[YOUR OBJECTIVE]
Take every line of the material and reproduce it exactly.

Start of EXTRACTED INFORMATION

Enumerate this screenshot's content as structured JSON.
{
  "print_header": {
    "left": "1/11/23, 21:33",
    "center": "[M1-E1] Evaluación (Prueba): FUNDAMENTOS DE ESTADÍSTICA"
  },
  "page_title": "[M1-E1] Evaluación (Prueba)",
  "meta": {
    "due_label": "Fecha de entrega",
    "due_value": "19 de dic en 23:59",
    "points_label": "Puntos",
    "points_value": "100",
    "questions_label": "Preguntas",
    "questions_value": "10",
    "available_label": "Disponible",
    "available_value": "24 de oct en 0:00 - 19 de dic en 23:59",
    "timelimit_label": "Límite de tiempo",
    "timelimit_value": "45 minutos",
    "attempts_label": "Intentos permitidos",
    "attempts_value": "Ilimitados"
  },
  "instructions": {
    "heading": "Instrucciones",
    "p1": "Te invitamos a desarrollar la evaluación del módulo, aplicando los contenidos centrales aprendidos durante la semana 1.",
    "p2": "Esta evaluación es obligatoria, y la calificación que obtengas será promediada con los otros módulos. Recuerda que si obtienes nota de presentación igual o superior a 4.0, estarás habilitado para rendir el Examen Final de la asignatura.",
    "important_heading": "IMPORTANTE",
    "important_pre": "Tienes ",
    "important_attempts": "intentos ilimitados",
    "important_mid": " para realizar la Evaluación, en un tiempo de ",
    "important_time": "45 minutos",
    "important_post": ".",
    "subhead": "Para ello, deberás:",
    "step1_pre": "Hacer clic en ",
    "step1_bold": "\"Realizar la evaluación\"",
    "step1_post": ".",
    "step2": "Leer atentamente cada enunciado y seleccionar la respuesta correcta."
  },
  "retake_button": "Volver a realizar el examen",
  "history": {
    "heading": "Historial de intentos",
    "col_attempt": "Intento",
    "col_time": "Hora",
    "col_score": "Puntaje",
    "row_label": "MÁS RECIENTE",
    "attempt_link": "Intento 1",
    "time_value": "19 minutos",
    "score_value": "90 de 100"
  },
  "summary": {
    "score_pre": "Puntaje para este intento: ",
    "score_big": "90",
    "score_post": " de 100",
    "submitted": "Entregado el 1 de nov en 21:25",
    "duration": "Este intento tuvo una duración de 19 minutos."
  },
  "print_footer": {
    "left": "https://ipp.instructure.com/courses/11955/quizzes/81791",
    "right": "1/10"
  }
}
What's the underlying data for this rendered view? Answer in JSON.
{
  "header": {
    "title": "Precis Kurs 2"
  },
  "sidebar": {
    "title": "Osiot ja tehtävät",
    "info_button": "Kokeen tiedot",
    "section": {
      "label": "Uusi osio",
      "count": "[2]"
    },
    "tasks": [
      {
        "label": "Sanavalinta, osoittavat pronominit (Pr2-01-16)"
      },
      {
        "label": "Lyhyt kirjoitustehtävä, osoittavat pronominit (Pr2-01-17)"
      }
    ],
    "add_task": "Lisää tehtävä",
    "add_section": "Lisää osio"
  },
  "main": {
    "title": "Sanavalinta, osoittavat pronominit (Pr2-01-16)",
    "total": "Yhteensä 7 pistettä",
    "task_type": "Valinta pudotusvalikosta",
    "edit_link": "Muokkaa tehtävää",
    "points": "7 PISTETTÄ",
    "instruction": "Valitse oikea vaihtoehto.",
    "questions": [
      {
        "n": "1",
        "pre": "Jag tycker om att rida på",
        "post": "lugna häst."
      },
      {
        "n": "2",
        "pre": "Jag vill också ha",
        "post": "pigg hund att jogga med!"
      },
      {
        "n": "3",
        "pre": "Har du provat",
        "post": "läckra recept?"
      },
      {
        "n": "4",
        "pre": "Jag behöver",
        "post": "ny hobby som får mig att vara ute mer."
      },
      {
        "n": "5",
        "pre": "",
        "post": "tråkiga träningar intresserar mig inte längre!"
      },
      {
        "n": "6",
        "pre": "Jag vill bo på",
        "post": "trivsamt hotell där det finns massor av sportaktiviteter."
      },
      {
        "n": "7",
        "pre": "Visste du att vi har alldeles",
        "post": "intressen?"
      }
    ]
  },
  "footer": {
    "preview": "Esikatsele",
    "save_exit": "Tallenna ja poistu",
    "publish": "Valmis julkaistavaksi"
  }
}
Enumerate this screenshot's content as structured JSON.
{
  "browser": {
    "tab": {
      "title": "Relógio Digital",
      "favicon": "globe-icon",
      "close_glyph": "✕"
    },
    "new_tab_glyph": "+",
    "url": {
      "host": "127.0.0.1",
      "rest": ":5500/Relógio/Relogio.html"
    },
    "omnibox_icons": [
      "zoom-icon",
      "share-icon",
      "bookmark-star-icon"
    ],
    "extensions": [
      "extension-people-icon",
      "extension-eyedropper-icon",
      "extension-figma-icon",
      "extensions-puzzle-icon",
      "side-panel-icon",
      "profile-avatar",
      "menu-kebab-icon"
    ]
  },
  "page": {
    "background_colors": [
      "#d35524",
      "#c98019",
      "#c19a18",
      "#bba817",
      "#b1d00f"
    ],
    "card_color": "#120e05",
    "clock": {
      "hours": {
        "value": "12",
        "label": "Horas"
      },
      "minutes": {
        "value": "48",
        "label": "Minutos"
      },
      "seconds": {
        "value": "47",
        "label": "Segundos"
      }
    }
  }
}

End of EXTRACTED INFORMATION

[FINISHED EXERCISE]
Enumerate this screenshot's content as structured JSON.
{
  "print_header": {
    "left": "1/11/23, 21:33",
    "center": "[M1-E1] Evaluación (Prueba): FUNDAMENTOS DE ESTADÍSTICA"
  },
  "page_title": "[M1-E1] Evaluación (Prueba)",
  "meta": {
    "due_label": "Fecha de entrega",
    "due_value": "19 de dic en 23:59",
    "points_label": "Puntos",
    "points_value": "100",
    "questions_label": "Preguntas",
    "questions_value": "10",
    "available_label": "Disponible",
    "available_value": "24 de oct en 0:00 - 19 de dic en 23:59",
    "timelimit_label": "Límite de tiempo",
    "timelimit_value": "45 minutos",
    "attempts_label": "Intentos permitidos",
    "attempts_value": "Ilimitados"
  },
  "instructions": {
    "heading": "Instrucciones",
    "p1": "Te invitamos a desarrollar la evaluación del módulo, aplicando los contenidos centrales aprendidos durante la semana 1.",
    "p2": "Esta evaluación es obligatoria, y la calificación que obtengas será promediada con los otros módulos. Recuerda que si obtienes nota de presentación igual o superior a 4.0, estarás habilitado para rendir el Examen Final de la asignatura.",
    "important_heading": "IMPORTANTE",
    "important_pre": "Tienes ",
    "important_attempts": "intentos ilimitados",
    "important_mid": " para realizar la Evaluación, en un tiempo de ",
    "important_time": "45 minutos",
    "important_post": ".",
    "subhead": "Para ello, deberás:",
    "step1_pre": "Hacer clic en ",
    "step1_bold": "\"Realizar la evaluación\"",
    "step1_post": ".",
    "step2": "Leer atentamente cada enunciado y seleccionar la respuesta correcta."
  },
  "retake_button": "Volver a realizar el examen",
  "history": {
    "heading": "Historial de intentos",
    "col_attempt": "Intento",
    "col_time": "Hora",
    "col_score": "Puntaje",
    "row_label": "MÁS RECIENTE",
    "attempt_link": "Intento 1",
    "time_value": "19 minutos",
    "score_value": "90 de 100"
  },
  "summary": {
    "score_pre": "Puntaje para este intento: ",
    "score_big": "90",
    "score_post": " de 100",
    "submitted": "Entregado el 1 de nov en 21:25",
    "duration": "Este intento tuvo una duración de 19 minutos."
  },
  "print_footer": {
    "left": "https://ipp.instructure.com/courses/11955/quizzes/81791",
    "right": "1/10"
  }
}
What's the underlying data for this rendered view? Answer in JSON.
{
  "header": {
    "title": "Precis Kurs 2"
  },
  "sidebar": {
    "title": "Osiot ja tehtävät",
    "info_button": "Kokeen tiedot",
    "section": {
      "label": "Uusi osio",
      "count": "[2]"
    },
    "tasks": [
      {
        "label": "Sanavalinta, osoittavat pronominit (Pr2-01-16)"
      },
      {
        "label": "Lyhyt kirjoitustehtävä, osoittavat pronominit (Pr2-01-17)"
      }
    ],
    "add_task": "Lisää tehtävä",
    "add_section": "Lisää osio"
  },
  "main": {
    "title": "Sanavalinta, osoittavat pronominit (Pr2-01-16)",
    "total": "Yhteensä 7 pistettä",
    "task_type": "Valinta pudotusvalikosta",
    "edit_link": "Muokkaa tehtävää",
    "points": "7 PISTETTÄ",
    "instruction": "Valitse oikea vaihtoehto.",
    "questions": [
      {
        "n": "1",
        "pre": "Jag tycker om att rida på",
        "post": "lugna häst."
      },
      {
        "n": "2",
        "pre": "Jag vill också ha",
        "post": "pigg hund att jogga med!"
      },
      {
        "n": "3",
        "pre": "Har du provat",
        "post": "läckra recept?"
      },
      {
        "n": "4",
        "pre": "Jag behöver",
        "post": "ny hobby som får mig att vara ute mer."
      },
      {
        "n": "5",
        "pre": "",
        "post": "tråkiga träningar intresserar mig inte längre!"
      },
      {
        "n": "6",
        "pre": "Jag vill bo på",
        "post": "trivsamt hotell där det finns massor av sportaktiviteter."
      },
      {
        "n": "7",
        "pre": "Visste du att vi har alldeles",
        "post": "intressen?"
      }
    ]
  },
  "footer": {
    "preview": "Esikatsele",
    "save_exit": "Tallenna ja poistu",
    "publish": "Valmis julkaistavaksi"
  }
}
Enumerate this screenshot's content as structured JSON.
{
  "browser": {
    "tab": {
      "title": "Relógio Digital",
      "favicon": "globe-icon",
      "close_glyph": "✕"
    },
    "new_tab_glyph": "+",
    "url": {
      "host": "127.0.0.1",
      "rest": ":5500/Relógio/Relogio.html"
    },
    "omnibox_icons": [
      "zoom-icon",
      "share-icon",
      "bookmark-star-icon"
    ],
    "extensions": [
      "extension-people-icon",
      "extension-eyedropper-icon",
      "extension-figma-icon",
      "extensions-puzzle-icon",
      "side-panel-icon",
      "profile-avatar",
      "menu-kebab-icon"
    ]
  },
  "page": {
    "background_colors": [
      "#d35524",
      "#c98019",
      "#c19a18",
      "#bba817",
      "#b1d00f"
    ],
    "card_color": "#120e05",
    "clock": {
      "hours": {
        "value": "12",
        "label": "Horas"
      },
      "minutes": {
        "value": "48",
        "label": "Minutos"
      },
      "seconds": {
        "value": "47",
        "label": "Segundos"
      }
    }
  }
}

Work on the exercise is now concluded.